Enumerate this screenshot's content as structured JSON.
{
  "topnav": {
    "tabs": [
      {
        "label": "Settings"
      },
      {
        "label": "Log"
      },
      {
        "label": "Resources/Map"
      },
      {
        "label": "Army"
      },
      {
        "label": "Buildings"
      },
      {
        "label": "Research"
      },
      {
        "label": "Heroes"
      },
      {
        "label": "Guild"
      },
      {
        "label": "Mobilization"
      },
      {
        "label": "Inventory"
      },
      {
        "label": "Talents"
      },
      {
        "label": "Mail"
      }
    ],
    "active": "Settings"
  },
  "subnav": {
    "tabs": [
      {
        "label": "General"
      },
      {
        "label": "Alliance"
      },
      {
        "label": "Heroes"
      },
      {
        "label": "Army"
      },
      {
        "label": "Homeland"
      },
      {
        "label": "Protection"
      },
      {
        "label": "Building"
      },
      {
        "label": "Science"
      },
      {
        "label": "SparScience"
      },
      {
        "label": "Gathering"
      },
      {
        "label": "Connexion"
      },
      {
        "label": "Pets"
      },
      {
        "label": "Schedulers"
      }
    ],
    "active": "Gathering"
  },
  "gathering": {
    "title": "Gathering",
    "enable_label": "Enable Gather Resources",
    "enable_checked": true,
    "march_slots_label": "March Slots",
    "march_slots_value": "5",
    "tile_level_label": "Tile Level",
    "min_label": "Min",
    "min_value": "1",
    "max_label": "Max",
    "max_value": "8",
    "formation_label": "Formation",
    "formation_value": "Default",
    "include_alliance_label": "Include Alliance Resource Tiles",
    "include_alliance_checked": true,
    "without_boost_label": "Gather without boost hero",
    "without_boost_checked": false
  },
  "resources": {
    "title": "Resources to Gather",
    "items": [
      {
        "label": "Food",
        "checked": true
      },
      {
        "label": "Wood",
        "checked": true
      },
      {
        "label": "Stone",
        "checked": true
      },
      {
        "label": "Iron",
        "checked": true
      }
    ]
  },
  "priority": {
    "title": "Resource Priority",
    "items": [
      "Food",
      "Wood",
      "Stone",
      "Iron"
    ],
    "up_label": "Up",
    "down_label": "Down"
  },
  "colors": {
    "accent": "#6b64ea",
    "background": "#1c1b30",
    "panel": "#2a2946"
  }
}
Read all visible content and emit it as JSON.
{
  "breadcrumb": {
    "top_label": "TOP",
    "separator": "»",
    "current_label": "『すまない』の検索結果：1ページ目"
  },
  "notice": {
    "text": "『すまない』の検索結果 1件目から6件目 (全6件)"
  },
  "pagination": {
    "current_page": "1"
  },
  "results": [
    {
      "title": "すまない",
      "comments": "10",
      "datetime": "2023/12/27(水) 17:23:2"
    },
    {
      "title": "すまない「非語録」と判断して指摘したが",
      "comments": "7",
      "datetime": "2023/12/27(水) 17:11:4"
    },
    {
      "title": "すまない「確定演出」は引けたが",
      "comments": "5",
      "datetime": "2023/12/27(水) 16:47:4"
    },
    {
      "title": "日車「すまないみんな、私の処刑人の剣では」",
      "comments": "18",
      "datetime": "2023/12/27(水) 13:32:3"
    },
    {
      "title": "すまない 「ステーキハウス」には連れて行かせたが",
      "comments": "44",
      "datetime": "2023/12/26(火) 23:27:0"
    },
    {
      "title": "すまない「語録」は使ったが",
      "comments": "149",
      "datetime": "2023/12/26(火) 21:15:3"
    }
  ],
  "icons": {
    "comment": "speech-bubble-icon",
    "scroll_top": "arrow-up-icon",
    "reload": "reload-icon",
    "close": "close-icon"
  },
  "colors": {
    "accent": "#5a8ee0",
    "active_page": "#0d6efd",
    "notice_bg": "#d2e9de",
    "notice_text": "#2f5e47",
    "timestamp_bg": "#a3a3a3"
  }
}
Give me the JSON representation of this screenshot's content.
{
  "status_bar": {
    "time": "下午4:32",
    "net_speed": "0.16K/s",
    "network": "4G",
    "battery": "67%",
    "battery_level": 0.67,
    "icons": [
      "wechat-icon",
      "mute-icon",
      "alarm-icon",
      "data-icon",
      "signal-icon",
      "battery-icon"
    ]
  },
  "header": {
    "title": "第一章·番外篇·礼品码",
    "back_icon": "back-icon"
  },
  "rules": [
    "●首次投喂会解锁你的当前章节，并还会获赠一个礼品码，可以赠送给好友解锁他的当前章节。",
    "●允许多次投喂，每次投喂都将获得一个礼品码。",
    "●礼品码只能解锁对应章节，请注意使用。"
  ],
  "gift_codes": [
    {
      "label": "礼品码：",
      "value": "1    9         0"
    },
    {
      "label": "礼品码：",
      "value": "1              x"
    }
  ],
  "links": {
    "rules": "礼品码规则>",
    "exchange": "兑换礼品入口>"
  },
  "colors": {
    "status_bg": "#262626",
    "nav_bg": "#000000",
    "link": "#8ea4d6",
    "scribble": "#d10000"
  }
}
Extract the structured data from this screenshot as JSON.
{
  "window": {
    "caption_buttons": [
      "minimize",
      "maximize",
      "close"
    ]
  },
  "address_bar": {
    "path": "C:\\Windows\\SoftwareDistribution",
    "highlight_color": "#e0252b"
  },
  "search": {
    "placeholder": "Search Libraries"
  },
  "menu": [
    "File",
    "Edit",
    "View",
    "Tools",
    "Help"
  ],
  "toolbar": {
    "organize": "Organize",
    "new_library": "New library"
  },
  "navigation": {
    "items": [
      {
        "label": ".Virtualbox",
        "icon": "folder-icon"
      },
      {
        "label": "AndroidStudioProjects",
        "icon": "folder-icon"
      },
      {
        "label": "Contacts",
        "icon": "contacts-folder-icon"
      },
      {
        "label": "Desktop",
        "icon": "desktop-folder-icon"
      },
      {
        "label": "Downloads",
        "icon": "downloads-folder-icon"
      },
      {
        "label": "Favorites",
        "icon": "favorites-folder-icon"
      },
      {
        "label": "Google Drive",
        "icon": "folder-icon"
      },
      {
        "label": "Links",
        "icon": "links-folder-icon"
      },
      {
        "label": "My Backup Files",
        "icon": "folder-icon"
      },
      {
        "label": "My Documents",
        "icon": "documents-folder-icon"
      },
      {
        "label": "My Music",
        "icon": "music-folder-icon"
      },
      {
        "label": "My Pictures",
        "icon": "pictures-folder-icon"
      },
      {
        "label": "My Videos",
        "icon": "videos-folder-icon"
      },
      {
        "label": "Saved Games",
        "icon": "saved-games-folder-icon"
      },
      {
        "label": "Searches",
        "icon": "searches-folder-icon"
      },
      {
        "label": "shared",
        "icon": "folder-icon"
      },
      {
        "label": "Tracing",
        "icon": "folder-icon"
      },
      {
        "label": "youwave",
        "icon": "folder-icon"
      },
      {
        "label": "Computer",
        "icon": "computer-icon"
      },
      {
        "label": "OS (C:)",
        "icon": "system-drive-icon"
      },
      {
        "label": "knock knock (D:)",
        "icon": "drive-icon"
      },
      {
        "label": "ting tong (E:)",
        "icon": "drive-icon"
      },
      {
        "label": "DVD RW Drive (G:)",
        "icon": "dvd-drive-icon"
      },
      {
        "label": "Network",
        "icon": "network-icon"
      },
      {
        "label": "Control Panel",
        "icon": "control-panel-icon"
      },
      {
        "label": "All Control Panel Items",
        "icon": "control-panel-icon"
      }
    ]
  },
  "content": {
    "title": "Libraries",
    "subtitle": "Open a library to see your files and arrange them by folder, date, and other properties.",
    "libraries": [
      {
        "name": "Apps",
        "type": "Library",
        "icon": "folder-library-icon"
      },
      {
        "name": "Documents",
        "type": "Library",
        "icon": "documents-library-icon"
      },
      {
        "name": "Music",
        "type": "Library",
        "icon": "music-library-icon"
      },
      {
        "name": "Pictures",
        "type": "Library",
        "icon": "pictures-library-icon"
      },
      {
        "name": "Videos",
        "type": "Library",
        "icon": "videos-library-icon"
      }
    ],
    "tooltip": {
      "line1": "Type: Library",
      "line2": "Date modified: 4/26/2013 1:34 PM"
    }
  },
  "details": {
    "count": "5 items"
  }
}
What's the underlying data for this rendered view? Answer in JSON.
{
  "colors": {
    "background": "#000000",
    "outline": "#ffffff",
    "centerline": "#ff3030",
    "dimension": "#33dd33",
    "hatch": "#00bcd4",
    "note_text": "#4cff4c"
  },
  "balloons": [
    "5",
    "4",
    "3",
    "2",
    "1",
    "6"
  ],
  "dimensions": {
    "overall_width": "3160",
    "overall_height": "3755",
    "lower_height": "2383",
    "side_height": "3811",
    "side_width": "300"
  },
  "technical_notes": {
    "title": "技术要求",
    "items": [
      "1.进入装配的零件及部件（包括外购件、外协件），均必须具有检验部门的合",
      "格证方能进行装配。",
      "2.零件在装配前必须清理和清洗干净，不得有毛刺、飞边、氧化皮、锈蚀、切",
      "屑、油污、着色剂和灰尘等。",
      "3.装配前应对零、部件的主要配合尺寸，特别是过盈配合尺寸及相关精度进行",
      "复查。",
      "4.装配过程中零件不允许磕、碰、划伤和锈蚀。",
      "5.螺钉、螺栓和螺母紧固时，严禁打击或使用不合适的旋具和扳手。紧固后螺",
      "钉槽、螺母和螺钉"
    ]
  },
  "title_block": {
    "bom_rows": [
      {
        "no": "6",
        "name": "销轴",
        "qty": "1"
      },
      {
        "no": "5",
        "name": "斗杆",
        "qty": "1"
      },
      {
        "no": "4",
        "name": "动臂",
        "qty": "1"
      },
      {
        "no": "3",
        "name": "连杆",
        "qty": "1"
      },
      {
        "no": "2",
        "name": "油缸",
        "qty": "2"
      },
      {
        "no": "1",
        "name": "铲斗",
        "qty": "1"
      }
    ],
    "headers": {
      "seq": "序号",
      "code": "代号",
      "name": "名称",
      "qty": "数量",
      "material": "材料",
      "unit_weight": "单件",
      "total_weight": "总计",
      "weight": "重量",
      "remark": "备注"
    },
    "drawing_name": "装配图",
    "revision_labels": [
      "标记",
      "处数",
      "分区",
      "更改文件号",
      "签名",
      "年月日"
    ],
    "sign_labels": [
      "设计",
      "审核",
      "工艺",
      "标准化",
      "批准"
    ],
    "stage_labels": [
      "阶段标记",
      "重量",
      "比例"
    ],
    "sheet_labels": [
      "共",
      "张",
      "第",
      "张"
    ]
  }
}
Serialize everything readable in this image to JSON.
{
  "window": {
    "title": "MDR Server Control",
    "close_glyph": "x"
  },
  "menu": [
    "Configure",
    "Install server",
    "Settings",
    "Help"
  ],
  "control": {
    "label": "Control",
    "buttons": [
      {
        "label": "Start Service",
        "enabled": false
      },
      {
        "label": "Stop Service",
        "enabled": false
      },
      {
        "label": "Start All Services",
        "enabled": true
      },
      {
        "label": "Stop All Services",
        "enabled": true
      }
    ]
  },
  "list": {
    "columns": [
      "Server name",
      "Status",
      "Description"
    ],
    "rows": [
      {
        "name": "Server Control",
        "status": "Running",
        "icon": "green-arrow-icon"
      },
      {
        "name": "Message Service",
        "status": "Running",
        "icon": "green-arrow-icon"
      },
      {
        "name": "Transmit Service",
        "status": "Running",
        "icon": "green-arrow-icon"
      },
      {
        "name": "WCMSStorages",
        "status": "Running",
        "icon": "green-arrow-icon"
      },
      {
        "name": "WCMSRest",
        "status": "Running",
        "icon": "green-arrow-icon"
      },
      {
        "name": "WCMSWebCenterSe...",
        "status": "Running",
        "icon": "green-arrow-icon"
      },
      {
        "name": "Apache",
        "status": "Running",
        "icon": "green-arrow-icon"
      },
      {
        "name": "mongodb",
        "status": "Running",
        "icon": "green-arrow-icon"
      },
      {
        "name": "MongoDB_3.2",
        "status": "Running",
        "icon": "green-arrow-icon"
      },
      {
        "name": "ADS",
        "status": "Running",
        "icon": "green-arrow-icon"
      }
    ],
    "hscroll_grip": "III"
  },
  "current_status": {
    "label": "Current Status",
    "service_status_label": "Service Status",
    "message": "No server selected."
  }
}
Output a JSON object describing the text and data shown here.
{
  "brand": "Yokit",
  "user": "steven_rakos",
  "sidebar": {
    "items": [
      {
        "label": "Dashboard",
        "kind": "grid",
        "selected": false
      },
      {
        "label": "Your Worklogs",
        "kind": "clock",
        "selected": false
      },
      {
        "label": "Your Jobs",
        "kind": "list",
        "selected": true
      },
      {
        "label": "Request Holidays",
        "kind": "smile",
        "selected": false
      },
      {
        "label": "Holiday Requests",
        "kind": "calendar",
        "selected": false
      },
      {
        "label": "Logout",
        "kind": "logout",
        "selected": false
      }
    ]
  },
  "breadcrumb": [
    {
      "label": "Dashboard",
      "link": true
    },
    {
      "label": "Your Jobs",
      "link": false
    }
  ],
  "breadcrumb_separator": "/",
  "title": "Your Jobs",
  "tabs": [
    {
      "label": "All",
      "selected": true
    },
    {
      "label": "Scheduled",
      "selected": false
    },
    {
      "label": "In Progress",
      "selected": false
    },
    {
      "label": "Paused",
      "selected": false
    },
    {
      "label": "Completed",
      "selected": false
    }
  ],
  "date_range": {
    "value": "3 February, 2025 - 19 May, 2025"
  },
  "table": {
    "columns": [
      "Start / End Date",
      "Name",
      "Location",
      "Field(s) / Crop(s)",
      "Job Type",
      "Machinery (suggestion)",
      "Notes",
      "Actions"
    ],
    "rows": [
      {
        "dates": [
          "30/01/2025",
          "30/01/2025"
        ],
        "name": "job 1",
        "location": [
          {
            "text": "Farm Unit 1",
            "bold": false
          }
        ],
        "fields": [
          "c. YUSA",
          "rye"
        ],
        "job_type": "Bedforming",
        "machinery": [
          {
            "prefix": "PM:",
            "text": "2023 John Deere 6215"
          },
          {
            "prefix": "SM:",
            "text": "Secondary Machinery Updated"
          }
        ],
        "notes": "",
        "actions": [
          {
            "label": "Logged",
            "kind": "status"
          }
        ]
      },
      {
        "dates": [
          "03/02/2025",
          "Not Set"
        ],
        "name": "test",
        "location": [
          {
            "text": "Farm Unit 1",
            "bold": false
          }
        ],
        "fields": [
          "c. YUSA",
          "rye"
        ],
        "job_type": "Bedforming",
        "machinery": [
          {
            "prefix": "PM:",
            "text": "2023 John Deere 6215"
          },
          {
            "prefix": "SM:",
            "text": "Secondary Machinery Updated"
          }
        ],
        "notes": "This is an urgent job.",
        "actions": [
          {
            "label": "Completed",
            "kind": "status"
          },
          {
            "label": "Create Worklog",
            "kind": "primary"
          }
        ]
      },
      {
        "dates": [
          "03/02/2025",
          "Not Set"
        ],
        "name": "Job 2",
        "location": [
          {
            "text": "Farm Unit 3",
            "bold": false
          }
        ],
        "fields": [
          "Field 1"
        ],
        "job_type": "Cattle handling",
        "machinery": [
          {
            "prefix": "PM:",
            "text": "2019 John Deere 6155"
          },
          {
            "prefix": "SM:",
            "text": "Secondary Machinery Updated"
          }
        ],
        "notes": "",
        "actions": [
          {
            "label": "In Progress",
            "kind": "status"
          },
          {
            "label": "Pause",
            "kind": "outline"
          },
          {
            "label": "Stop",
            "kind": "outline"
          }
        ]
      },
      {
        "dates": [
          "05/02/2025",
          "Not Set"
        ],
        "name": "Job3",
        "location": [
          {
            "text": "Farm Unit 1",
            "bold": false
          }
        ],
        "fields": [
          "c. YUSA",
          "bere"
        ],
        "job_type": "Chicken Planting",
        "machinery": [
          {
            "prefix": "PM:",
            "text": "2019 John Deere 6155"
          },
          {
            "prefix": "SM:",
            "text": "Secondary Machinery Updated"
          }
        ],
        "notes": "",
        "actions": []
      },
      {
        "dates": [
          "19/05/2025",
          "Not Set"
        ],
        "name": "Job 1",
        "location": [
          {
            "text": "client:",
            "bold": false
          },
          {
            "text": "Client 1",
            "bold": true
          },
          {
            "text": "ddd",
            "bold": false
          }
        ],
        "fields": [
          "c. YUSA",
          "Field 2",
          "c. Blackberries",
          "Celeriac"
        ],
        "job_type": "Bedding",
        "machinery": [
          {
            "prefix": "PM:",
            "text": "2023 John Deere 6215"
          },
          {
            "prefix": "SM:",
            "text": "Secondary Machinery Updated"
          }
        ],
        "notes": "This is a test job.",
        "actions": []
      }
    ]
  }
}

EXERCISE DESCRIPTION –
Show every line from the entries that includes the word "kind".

OUTPUT OF THE TASK –
        "kind": "grid",
        "kind": "clock",
        "kind": "list",
        "kind": "smile",
        "kind": "calendar",
        "kind": "logout",
            "kind": "status"
            "kind": "status"
            "kind": "primary"
            "kind": "status"
            "kind": "outline"
            "kind": "outline"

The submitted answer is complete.